=== Begin Enclosure ===

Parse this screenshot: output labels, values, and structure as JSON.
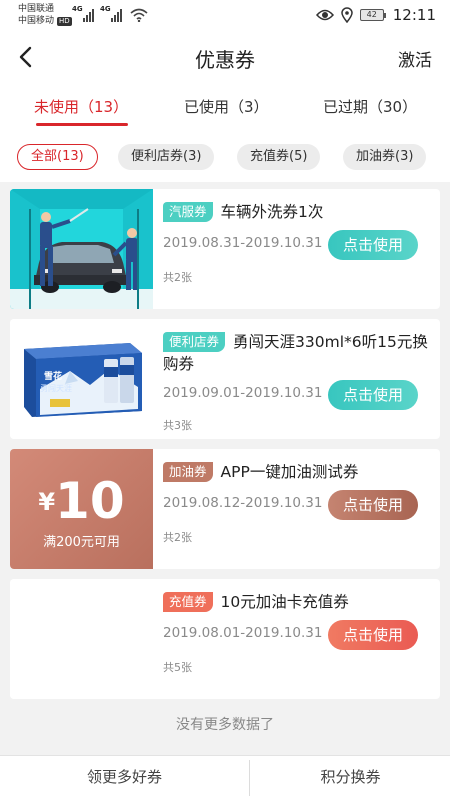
{
  "status_bar": {
    "carrier_1": "中国联通",
    "carrier_2": "中国移动",
    "hd_badge": "HD",
    "network_1": "4G",
    "network_2": "4G",
    "battery": "42",
    "time": "12:11"
  },
  "nav": {
    "title": "优惠券",
    "action": "激活",
    "back_icon": "chevron-left-icon"
  },
  "tabs": [
    {
      "label": "未使用（13）",
      "active": true
    },
    {
      "label": "已使用（3）",
      "active": false
    },
    {
      "label": "已过期（30）",
      "active": false
    }
  ],
  "filters": [
    {
      "label": "全部(13)",
      "active": true
    },
    {
      "label": "便利店券(3)",
      "active": false
    },
    {
      "label": "充值券(5)",
      "active": false
    },
    {
      "label": "加油券(3)",
      "active": false
    }
  ],
  "coupons": [
    {
      "tag": "汽服券",
      "title": "车辆外洗券1次",
      "date": "2019.08.31-2019.10.31",
      "button": "点击使用",
      "count": "共2张",
      "thumb": "car-wash-image"
    },
    {
      "tag": "便利店券",
      "title": "勇闯天涯330ml*6听15元换购券",
      "date": "2019.09.01-2019.10.31",
      "button": "点击使用",
      "count": "共3张",
      "thumb": "beer-pack-image",
      "thumb_text": "雪花",
      "thumb_text_2": "勇闯天涯"
    },
    {
      "tag": "加油券",
      "title": "APP一键加油测试券",
      "date": "2019.08.12-2019.10.31",
      "button": "点击使用",
      "count": "共2张",
      "thumb_currency": "¥",
      "thumb_amount": "10",
      "thumb_condition": "满200元可用"
    },
    {
      "tag": "充值券",
      "title": "10元加油卡充值券",
      "date": "2019.08.01-2019.10.31",
      "button": "点击使用",
      "count": "共5张"
    }
  ],
  "footer_note": "没有更多数据了",
  "bottom_bar": {
    "left": "领更多好券",
    "right": "积分换券"
  },
  "colors": {
    "accent_red": "#d9262b",
    "teal": "#4ccfc2",
    "brown": "#b9705e",
    "coral": "#ef6f5a"
  }
}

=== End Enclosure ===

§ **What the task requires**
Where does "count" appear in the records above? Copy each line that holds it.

§ **Solution to this problem**
      "count": "共2张",
      "count": "共3张",
      "count": "共2张",
      "count": "共5张"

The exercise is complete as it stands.